“I barely scratched the surface of the Eternal Protection Law when you knocked. I guess we’ll see what they have to say.”
“What’s so urgent?” Sam leaned back against the chair.
“The Council of Eternal Affairs is on the premises,” Webb said. “They’re here to meet with your father and both of you.”
“Why are they here now?” I glanced at Dad.
“When I filled out the paperwork last week,” Dad said, “they set a date for the hearing, which was six months out. When I explained the situation and that you’d already become vampires without their written consent, they moved us to the top of the list.”
I bit my lip. “And why do you seem worried?”
“Because we didn’t follow protocol, and I’m not sure what they’re going to do.” Dad ran his hand through his hair.
I didn’t get it. “We’re already vampires, Dad. Why would any of this matter now?”
“Well… they can rule to have both of you sent to Grayson Manor for the duration of your bloodlust quarantine.”
I raised an eyebrow.
“In simple terms, it’s our vampire hospital,” Webb said. “All new vampires spend six weeks there, between the change and getting through the bloodlust period.

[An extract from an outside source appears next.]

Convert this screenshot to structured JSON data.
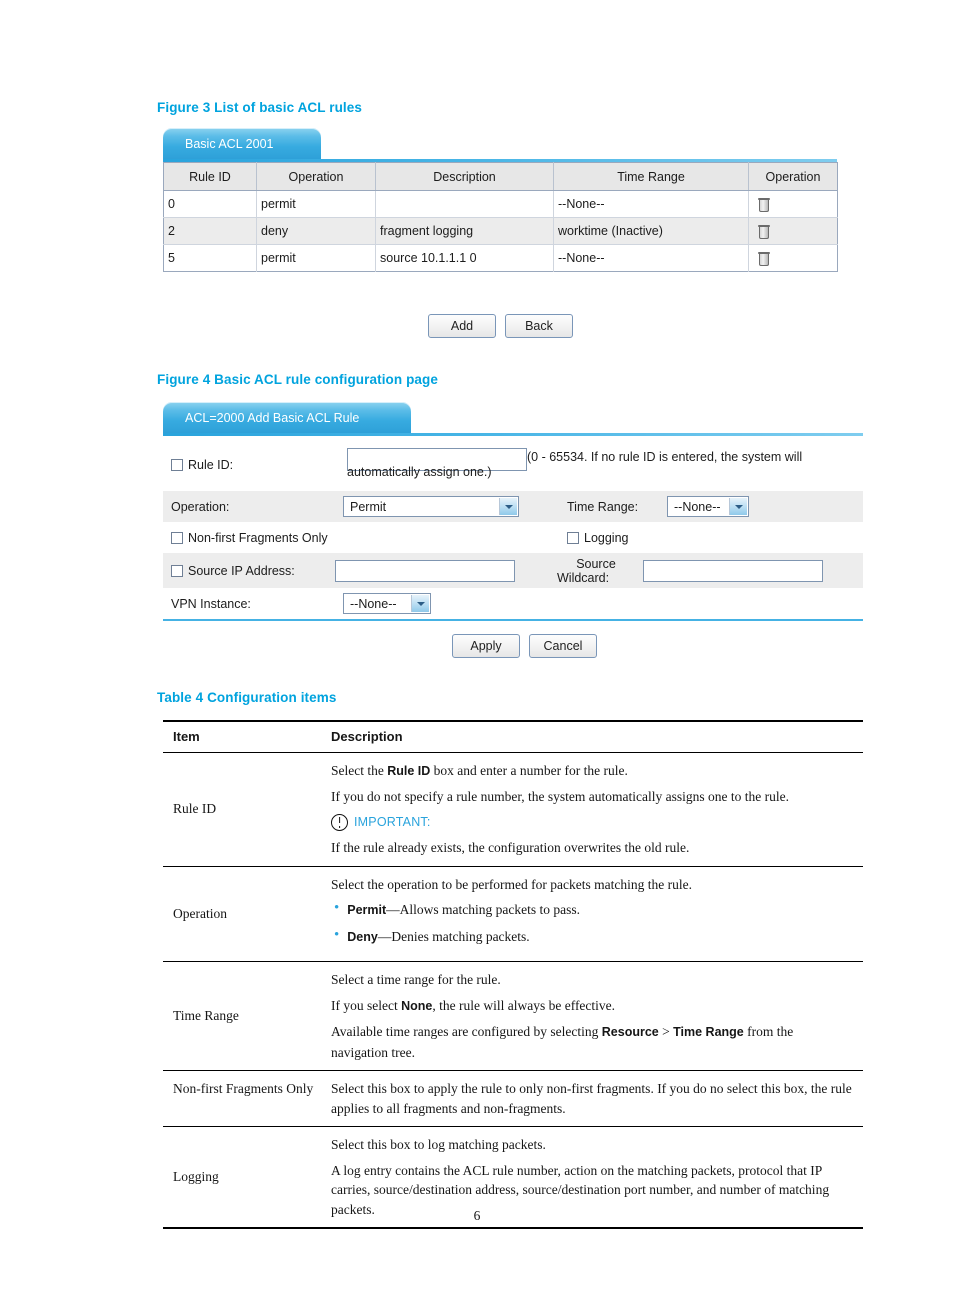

As you know from your time in the apartment here, it’s critical in the first few weeks.”
Sam blurted out, “I’m not going down there and meeting with them. And I’m not going to any vampire hospital. This wasn’t my choice.”
My father’s eyes silvered again as he glared at Sam.
“You will meet with the Council.” Dad’s tone hadn’t left any room for arguing.
My brother had issues with authority and especially the law.
“And if I don’t?” Sam argued.
I cringed. Here we go again. Anger dripped from Dad, spilling into the air.
“Then I’m afraid they’ll take you into custody,” Webb offered.
“You’re going with me, Sam.” I punched his arm. “We’re family. I know this wasn’t your choice, and I’m sorry. But you’re not leaving this place without me.”
“We didn’t do anything wrong.” Sam’s voice dropped an octave.
“You’re right, son. You didn’t.”
“But you didn’t follow the law by changing us into vampires now, did you?” Sam taunted.
Dad reached over the counter.
“Sir.” Webb lightly touched Dad’s arm before he made contact with Sam.
“Stop it, Sam. We’ve been through this.” My tone was soft, trying to calm him. “Why are you so worried about us going to Grayson Manor?” I asked Dad.
He was leaning against the counter, eyes liquid silver and a snarl etched on his face.
“You’re safe as long as you’re on this base,” Webb responded as he guarded the raging vampire.
“The Plutariums are locked up,” Sam countered.
“There are more Plutariums than those we captured. They could use both of you as leverage to get their leader out of prison. The council doesn’t care about our problems. They follow the law and our traditions with no exceptions.” Webb held out an arm, still keeping Dad at a distance.
“Grayson Manor or any place outside this base is not safe for you,” Dad added, his vampire eyes slowly changing from silver back to green, indicating that his anger was dissipating.
“Look, Sam, let’s just listen to what they have to say,” I told him. “I lost you once. I’m not going to lose you again.”
I had no idea of the full details of the Eternal Protection Law or what the restrictions were for new vampires. I loved my brother, but his resistance to authority and his anger often clouded his vision. Regardless, we were in it together, and I would do anything to make sure we stayed together.
Copyright © 2021 by S.B. Alexander.